- Aurelius, Autonomy, Fundamental, and Monarch said behind suit
- Claim filed by special purpose vehicles that limit liablities
A closer look at the hedge funds behind the lawsuit contesting Puerto Rico’s debt-moratorium law may suggest a widening division among the holders of the island’s general-obligation bonds.
While the suit was filed this week against the commonwealth by little known entities specifically set up to limit liabilities, the firms are Aurelius Capital Management, Autonomy Capital, Fundamental Advisors and Monarch Alternative Capital, according to a person familiar with the parties involved in the legal dispute. Representatives for the four hedge funds didn’t have any immediate comments.
“It’s not a monolithic investor class,” said Matt Fabian, a partner at Concord, Massachusetts-based Municipal Market Analytics. “They all have different strategies and positions, so we’re seeing some of that diversity.”
Aurelius, for example, is one of several hedge funds that rejected Argentina’s debt-restructuring offers for years before finally agreeing in February to a deal. The moratorium law allows Governor Alejandro Garcia Padilla to suspend principal and interest payments on Puerto Rico’s $70 billion in debt through January.
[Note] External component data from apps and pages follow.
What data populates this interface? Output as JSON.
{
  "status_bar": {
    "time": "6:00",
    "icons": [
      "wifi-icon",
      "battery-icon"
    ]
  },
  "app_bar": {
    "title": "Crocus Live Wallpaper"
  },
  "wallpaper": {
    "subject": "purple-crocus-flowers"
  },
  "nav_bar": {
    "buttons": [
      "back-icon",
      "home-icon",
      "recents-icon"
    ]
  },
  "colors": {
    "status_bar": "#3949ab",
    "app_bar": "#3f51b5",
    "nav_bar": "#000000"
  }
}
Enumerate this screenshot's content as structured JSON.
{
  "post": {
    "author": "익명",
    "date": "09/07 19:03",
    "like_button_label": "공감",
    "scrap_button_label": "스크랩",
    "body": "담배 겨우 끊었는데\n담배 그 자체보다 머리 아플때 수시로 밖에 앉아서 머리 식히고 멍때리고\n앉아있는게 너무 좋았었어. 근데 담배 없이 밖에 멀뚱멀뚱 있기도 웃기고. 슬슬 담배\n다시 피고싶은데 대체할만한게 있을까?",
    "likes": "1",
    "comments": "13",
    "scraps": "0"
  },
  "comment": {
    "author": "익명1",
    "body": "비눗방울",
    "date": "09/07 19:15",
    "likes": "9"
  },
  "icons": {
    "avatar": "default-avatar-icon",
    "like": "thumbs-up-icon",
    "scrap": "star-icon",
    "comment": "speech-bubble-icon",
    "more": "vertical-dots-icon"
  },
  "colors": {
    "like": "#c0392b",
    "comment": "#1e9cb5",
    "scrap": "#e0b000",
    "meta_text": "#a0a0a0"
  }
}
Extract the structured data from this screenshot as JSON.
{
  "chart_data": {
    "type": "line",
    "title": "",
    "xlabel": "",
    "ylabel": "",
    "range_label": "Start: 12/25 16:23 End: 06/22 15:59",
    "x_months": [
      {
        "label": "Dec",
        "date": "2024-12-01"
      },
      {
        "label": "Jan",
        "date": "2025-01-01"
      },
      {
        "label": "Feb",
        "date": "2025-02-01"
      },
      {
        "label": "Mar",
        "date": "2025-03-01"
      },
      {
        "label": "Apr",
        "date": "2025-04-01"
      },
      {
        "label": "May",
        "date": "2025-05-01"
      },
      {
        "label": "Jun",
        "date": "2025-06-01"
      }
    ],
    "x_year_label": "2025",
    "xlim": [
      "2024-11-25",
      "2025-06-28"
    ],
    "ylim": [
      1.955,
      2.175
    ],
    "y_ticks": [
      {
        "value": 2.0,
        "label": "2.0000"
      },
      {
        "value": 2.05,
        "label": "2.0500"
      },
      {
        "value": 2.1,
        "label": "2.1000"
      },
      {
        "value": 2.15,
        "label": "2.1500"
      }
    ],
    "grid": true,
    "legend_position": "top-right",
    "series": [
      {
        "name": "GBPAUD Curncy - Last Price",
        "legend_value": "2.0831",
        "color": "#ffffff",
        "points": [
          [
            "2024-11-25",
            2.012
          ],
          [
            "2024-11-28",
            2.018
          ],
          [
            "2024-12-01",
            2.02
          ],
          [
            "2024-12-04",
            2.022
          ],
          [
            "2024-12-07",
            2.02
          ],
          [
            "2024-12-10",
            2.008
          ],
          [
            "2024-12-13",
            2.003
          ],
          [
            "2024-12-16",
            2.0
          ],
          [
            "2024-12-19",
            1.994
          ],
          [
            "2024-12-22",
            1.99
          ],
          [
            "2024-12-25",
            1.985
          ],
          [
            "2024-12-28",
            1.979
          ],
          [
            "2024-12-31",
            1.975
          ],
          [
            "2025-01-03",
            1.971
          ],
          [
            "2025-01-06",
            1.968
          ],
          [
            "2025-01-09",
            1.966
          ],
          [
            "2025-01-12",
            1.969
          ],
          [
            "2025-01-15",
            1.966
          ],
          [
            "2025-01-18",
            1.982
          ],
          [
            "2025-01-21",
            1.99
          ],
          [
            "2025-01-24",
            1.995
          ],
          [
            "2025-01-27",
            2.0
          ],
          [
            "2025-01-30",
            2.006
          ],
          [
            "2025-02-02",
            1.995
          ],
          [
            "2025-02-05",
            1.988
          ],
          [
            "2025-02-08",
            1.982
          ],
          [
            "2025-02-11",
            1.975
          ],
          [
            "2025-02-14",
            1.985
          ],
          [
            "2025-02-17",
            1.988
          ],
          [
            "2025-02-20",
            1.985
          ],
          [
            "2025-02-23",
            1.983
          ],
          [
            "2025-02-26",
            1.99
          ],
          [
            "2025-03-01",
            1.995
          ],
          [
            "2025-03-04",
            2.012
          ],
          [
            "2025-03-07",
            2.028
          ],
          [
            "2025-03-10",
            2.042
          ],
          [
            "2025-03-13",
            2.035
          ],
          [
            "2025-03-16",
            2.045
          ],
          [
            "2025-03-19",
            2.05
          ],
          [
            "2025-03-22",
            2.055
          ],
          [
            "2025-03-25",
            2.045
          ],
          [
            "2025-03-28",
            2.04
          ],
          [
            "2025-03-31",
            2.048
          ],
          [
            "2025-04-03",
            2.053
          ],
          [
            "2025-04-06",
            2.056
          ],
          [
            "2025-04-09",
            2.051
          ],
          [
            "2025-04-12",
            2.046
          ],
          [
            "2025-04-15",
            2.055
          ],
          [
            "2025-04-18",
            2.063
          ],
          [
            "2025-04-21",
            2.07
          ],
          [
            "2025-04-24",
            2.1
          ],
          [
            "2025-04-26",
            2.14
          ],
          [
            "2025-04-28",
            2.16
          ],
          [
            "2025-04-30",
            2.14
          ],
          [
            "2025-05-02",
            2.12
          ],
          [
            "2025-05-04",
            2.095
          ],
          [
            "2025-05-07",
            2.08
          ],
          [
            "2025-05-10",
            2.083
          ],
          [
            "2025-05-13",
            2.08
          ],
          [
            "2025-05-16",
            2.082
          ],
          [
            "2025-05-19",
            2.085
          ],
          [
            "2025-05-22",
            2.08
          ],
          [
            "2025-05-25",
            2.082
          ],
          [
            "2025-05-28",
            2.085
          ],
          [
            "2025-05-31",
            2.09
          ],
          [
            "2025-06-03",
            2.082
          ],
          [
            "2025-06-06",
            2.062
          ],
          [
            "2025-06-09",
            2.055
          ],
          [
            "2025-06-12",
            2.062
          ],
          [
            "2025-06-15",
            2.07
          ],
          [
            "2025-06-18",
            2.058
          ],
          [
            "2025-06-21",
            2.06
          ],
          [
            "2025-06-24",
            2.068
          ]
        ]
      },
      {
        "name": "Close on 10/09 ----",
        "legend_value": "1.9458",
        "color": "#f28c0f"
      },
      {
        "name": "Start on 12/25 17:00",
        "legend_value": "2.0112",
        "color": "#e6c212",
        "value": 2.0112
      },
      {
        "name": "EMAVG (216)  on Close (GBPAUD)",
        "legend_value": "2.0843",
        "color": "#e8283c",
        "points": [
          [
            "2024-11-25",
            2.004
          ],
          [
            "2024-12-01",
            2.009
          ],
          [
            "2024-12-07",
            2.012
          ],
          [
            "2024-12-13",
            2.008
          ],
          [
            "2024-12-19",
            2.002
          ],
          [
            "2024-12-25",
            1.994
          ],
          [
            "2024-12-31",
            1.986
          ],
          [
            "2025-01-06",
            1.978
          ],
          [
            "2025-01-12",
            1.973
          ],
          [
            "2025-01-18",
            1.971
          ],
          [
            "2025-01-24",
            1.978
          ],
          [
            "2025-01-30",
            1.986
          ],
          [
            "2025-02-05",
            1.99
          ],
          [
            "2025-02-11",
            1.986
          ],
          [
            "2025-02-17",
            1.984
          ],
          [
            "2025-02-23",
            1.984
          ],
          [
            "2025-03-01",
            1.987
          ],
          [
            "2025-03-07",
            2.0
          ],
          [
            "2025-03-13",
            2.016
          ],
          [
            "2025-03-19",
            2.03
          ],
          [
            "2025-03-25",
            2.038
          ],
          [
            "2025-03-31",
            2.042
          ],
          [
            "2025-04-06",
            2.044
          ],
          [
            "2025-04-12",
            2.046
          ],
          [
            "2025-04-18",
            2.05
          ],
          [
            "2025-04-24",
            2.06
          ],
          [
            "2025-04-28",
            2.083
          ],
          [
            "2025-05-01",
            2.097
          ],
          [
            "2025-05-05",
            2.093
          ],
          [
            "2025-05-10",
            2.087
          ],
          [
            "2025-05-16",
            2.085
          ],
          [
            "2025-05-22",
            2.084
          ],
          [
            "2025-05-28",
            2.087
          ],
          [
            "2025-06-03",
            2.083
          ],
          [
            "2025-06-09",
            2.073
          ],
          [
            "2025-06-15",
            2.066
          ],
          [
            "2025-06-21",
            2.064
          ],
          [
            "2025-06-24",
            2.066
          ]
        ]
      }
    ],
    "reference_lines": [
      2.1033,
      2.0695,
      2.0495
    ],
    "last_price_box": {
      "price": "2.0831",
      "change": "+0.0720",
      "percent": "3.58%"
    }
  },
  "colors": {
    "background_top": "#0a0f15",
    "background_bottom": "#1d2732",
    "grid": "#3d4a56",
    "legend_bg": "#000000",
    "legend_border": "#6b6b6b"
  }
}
Some general-obligation holders have maintained that Puerto Rico’s constitution requires they be paid in full even though Congress is moving to pass a law that would allow the commonwealth to reorganize its finances under a control board. The suit was announced Tuesday, the same day Puerto Rico said that negotiations with creditors including general-obligation owners broke down after counter proposals were exchanged.
Other large general-obligation holders such as OppenheimerFunds, Franklin Resources, Goldman Sachs, Stone Lion Capital and Davidson Kempner Capital aren’t part of the lawsuit. The claim was filed by so-called special purpose vehicles identified in the filing as Jacana Holdings, Lex Claims, MPR Investors and RRW.
“It’s likely that these creditors wanted to file a lawsuit before, but held back in the name of broader negotiations and then once negotiations broke down, they felt like it was time to pursue their own strategy,” Fabian said.
The law suit claims that Puerto Rico is unable to impose its moratorium law against its general obligations, including its most recent sale in 2014, because the island’s constitution states that if the commonwealth’s resources are insufficient to meet all of its desired spending, then the public debt will be paid first, according to the complaint. The firms are “substantial” holders of the 2014 general obligations, according to the complaint.
Puerto Rico and its agencies racked up its debt burden by borrowing for years to paper over budget shortfalls as its economy shrunk. The commonwealth and its agencies owe $2 billion of principal and interest on July 1, including $805 million for general obligations that Garcia Padilla said Thursday the island couldn’t pay even if he shut down the government.
The bill under consideration by the Senate would also shield the commonwealth from creditor lawsuits through February. Bond insurance companies and investors, including holders of general-obligation debt, have lobbied federal lawmakers to make the legislation more favorable to creditors.
Puerto Rico securities have plunged in price since Garcia Padilla announced in June 2015 that the commonwealth was unable to repay all of its obligations and would seek to restructure its debts. Whether an investor bought the bonds at par, a slight discount or a deep discount influences how the bondholder chooses to negotiate with Puerto Rico on repayment, said Brandon Barford, a partner at Beacon Policy Advisors in Washington.
The general obligations issued in 2014 carry an 8 percent coupon and were sold at 93 cents on the dollar. Aurelius, Fundamental and Monarch bought a portion of the debt. The bonds climbed to as high as 96.6 cents in March 2014, before dropping to 66.6 cents in June 2015, according to data compiled by Bloomberg. The bonds dipped to an average 63.9 cents on April 6, the day Garcia Padilla signed the moratorium into law. They traded Thursday at an average 66.2 cents, to yield about 12.8 percent.
“The difference among the GO bondholders, it really depends on when you bought the bonds,” Barford said about the different hedge funds and distressed-debt buyers.
The general-obligation holders not party to the suit may be choosing not to sue at this time because if the bill known as Promesa becomes law, any restructuring of debt would be determined by the federal control board and not Puerto Rico’s administration, Barford said.
“The majority of funds are not engaged in litigation against the moratorium at this time because they assume if Promesa becomes law, then it’s not worth the cost,” Barford said.